What you have to do
The word "home" occurs in some lines of the data. Return each such line.

--- Provided data ---

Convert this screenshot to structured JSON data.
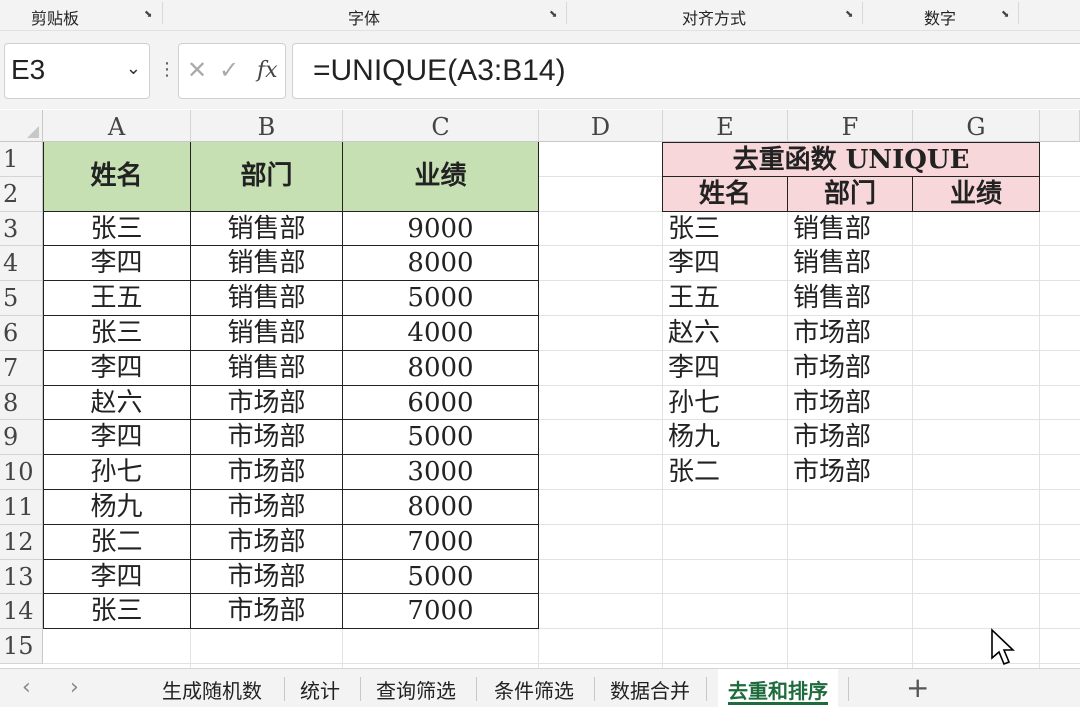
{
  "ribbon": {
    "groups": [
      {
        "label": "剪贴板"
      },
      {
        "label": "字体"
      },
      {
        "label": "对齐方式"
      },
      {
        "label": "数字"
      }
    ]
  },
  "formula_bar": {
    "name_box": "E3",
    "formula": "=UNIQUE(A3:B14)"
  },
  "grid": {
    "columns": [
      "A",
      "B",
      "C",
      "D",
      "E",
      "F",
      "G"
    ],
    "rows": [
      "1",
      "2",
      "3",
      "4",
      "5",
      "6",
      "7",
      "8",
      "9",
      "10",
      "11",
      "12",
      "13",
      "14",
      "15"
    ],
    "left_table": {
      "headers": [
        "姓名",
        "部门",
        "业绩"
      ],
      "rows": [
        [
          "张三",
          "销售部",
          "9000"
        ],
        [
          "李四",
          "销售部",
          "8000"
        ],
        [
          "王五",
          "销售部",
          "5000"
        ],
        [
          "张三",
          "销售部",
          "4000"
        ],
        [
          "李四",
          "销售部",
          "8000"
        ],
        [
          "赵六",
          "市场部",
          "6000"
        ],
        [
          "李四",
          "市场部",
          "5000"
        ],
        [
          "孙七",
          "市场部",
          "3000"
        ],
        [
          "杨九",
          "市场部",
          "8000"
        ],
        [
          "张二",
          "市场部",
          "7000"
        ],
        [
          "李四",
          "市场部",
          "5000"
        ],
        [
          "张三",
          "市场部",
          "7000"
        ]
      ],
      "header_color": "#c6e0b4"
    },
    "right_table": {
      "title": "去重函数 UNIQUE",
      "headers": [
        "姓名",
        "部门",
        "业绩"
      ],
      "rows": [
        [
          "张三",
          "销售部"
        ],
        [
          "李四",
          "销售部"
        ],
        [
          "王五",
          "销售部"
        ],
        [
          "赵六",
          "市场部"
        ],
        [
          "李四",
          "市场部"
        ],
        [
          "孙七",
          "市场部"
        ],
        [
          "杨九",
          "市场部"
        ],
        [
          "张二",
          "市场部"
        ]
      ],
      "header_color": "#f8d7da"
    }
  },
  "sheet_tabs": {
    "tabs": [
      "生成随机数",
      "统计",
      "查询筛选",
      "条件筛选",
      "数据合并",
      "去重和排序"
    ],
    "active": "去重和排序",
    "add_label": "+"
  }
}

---
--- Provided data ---

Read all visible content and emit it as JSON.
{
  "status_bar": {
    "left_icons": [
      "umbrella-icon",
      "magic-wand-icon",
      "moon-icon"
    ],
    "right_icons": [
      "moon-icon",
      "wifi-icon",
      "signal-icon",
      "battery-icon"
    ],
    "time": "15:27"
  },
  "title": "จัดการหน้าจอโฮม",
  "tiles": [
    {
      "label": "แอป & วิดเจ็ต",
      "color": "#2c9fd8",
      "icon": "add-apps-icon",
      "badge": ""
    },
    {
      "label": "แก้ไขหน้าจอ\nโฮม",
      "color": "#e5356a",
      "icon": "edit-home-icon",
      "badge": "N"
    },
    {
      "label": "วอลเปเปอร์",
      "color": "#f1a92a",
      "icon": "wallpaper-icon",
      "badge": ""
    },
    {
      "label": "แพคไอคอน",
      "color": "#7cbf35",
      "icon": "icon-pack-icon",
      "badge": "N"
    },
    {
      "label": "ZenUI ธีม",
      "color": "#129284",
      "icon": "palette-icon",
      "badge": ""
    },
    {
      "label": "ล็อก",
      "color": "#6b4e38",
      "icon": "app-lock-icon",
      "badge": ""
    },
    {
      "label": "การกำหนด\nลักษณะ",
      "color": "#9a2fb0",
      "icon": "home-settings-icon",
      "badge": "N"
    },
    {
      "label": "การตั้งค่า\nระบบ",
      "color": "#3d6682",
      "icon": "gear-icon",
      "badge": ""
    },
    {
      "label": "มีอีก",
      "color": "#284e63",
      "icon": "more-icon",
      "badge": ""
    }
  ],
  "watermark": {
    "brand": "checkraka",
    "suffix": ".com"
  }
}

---

Your solution
      "icon": "edit-home-icon",
      "icon": "home-settings-icon",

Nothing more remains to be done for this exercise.